#### WORK REQUIRED:
Every record below is to be copied exactly, with its images omitted.

#### RECORDS SUPPLIED:
^^^^^^^^
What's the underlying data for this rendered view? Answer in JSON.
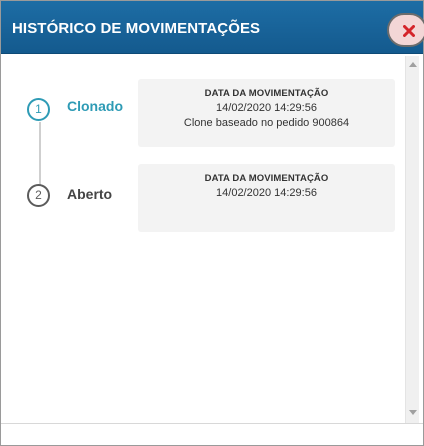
{
  "dialog": {
    "title": "HISTÓRICO DE MOVIMENTAÇÕES",
    "close_icon": "close-x-icon"
  },
  "colors": {
    "titlebar": "#1a659c",
    "accent": "#2e9bb5",
    "close_x": "#d4242a"
  },
  "steps": [
    {
      "number": "1",
      "label": "Clonado",
      "card_title": "DATA DA MOVIMENTAÇÃO",
      "date": "14/02/2020 14:29:56",
      "note": "Clone baseado no pedido 900864"
    },
    {
      "number": "2",
      "label": "Aberto",
      "card_title": "DATA DA MOVIMENTAÇÃO",
      "date": "14/02/2020 14:29:56"
    }
  ]
}
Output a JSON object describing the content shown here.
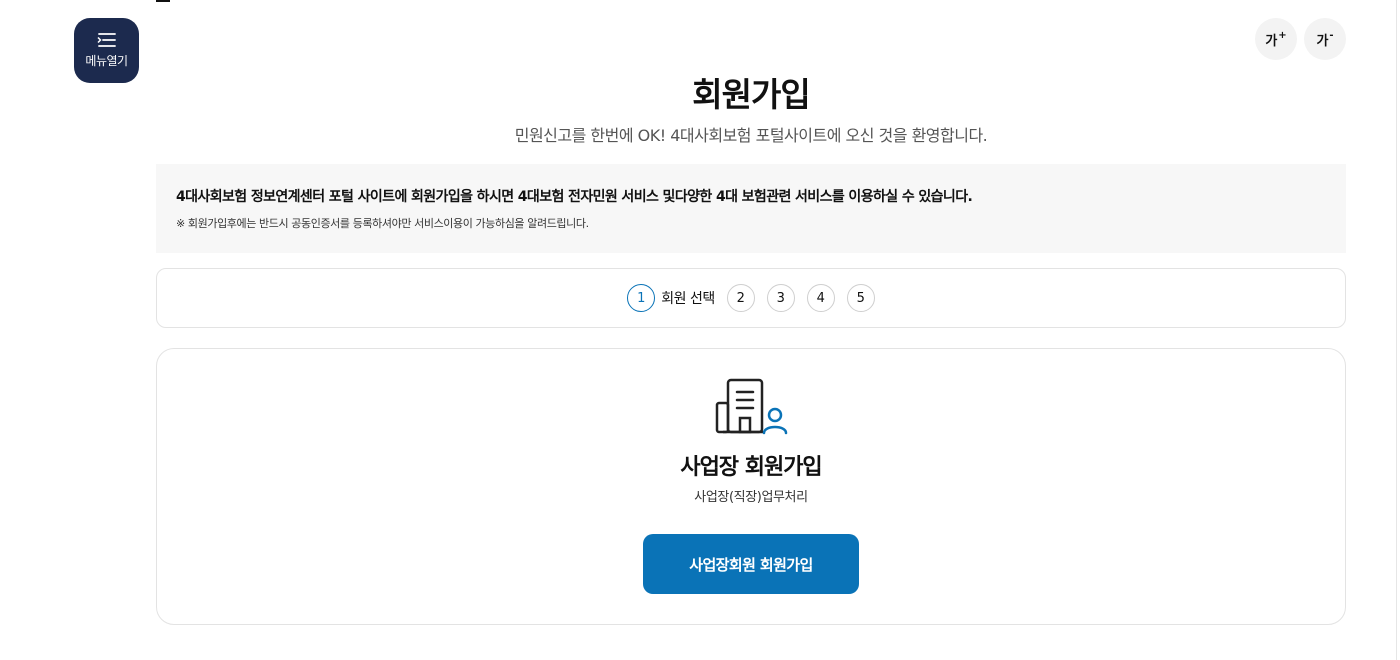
{
  "header": {
    "menu_label": "메뉴열기",
    "font_increase": {
      "label": "가",
      "sign": "+"
    },
    "font_decrease": {
      "label": "가",
      "sign": "-"
    }
  },
  "page": {
    "title": "회원가입",
    "subtitle": "민원신고를 한번에 OK! 4대사회보험 포털사이트에 오신 것을 환영합니다."
  },
  "notice": {
    "main": "4대사회보험 정보연계센터 포털 사이트에 회원가입을 하시면 4대보험 전자민원 서비스 및다양한 4대 보험관련 서비스를 이용하실 수 있습니다.",
    "sub": "※ 회원가입후에는 반드시 공동인증서를 등록하셔야만 서비스이용이 가능하심을 알려드립니다."
  },
  "steps": {
    "items": [
      "1",
      "2",
      "3",
      "4",
      "5"
    ],
    "active_label": "회원 선택",
    "active_color": "#0a73b7"
  },
  "card": {
    "icon": "building-user-icon",
    "title": "사업장 회원가입",
    "description": "사업장(직장)업무처리",
    "button_label": "사업장회원 회원가입",
    "button_color": "#0a73b7"
  }
}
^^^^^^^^
#### ANSWER SPACE:
What's the underlying data for this rendered view? Answer in JSON.
{
  "dialog": {
    "title": "HISTÓRICO DE MOVIMENTAÇÕES",
    "close_icon": "close-x-icon"
  },
  "colors": {
    "titlebar": "#1a659c",
    "accent": "#2e9bb5",
    "close_x": "#d4242a"
  },
  "steps": [
    {
      "number": "1",
      "label": "Clonado",
      "card_title": "DATA DA MOVIMENTAÇÃO",
      "date": "14/02/2020 14:29:56",
      "note": "Clone baseado no pedido 900864"
    },
    {
      "number": "2",
      "label": "Aberto",
      "card_title": "DATA DA MOVIMENTAÇÃO",
      "date": "14/02/2020 14:29:56"
    }
  ]
}
Output a JSON object describing the content shown here.
{
  "header": {
    "menu_label": "메뉴열기",
    "font_increase": {
      "label": "가",
      "sign": "+"
    },
    "font_decrease": {
      "label": "가",
      "sign": "-"
    }
  },
  "page": {
    "title": "회원가입",
    "subtitle": "민원신고를 한번에 OK! 4대사회보험 포털사이트에 오신 것을 환영합니다."
  },
  "notice": {
    "main": "4대사회보험 정보연계센터 포털 사이트에 회원가입을 하시면 4대보험 전자민원 서비스 및다양한 4대 보험관련 서비스를 이용하실 수 있습니다.",
    "sub": "※ 회원가입후에는 반드시 공동인증서를 등록하셔야만 서비스이용이 가능하심을 알려드립니다."
  },
  "steps": {
    "items": [
      "1",
      "2",
      "3",
      "4",
      "5"
    ],
    "active_label": "회원 선택",
    "active_color": "#0a73b7"
  },
  "card": {
    "icon": "building-user-icon",
    "title": "사업장 회원가입",
    "description": "사업장(직장)업무처리",
    "button_label": "사업장회원 회원가입",
    "button_color": "#0a73b7"
  }
}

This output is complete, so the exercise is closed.